Work request:
Each line of the entries that mentions the string "Jumlah" needs to be reported.

Exercise data:
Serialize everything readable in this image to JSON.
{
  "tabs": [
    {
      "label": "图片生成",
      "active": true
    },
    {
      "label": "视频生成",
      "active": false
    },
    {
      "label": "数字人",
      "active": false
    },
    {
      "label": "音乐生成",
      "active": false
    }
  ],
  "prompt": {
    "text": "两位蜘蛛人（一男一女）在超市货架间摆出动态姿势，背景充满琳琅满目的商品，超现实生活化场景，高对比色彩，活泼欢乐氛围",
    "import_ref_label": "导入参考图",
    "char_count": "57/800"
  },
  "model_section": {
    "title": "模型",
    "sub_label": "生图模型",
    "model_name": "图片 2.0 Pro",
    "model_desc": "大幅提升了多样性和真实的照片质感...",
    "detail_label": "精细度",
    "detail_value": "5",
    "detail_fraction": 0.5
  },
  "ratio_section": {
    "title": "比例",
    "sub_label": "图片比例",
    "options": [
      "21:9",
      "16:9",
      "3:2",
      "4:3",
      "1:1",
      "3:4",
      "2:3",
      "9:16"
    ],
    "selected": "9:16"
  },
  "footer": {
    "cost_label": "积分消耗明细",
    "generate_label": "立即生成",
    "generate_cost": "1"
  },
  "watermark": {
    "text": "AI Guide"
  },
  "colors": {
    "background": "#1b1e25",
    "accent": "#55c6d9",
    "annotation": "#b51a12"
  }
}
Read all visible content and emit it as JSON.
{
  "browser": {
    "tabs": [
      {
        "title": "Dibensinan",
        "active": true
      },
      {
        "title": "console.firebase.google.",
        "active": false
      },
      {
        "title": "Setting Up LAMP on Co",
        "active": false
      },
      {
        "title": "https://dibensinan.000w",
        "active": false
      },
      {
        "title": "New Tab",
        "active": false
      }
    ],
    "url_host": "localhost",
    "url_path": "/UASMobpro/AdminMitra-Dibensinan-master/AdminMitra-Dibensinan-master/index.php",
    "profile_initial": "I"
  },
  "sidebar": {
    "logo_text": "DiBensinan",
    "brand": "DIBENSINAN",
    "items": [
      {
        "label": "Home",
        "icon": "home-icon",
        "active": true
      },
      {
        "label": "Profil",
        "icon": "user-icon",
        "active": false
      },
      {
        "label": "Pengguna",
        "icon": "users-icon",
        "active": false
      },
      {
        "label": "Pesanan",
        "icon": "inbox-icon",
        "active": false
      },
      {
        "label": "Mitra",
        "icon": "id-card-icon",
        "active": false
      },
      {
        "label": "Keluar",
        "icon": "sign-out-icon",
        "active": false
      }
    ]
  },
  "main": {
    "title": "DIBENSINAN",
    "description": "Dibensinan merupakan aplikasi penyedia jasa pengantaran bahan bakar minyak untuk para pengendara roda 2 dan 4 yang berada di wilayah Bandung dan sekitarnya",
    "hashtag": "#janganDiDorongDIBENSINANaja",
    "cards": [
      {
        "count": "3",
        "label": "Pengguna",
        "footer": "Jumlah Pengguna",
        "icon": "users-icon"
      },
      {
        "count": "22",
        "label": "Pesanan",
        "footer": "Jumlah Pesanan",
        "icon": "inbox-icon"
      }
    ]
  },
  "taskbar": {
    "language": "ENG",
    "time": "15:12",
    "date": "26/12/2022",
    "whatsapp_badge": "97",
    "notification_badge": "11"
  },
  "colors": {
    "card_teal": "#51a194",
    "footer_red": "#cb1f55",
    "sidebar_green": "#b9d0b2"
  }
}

Result:
        "footer": "Jumlah Pengguna",
        "footer": "Jumlah Pesanan",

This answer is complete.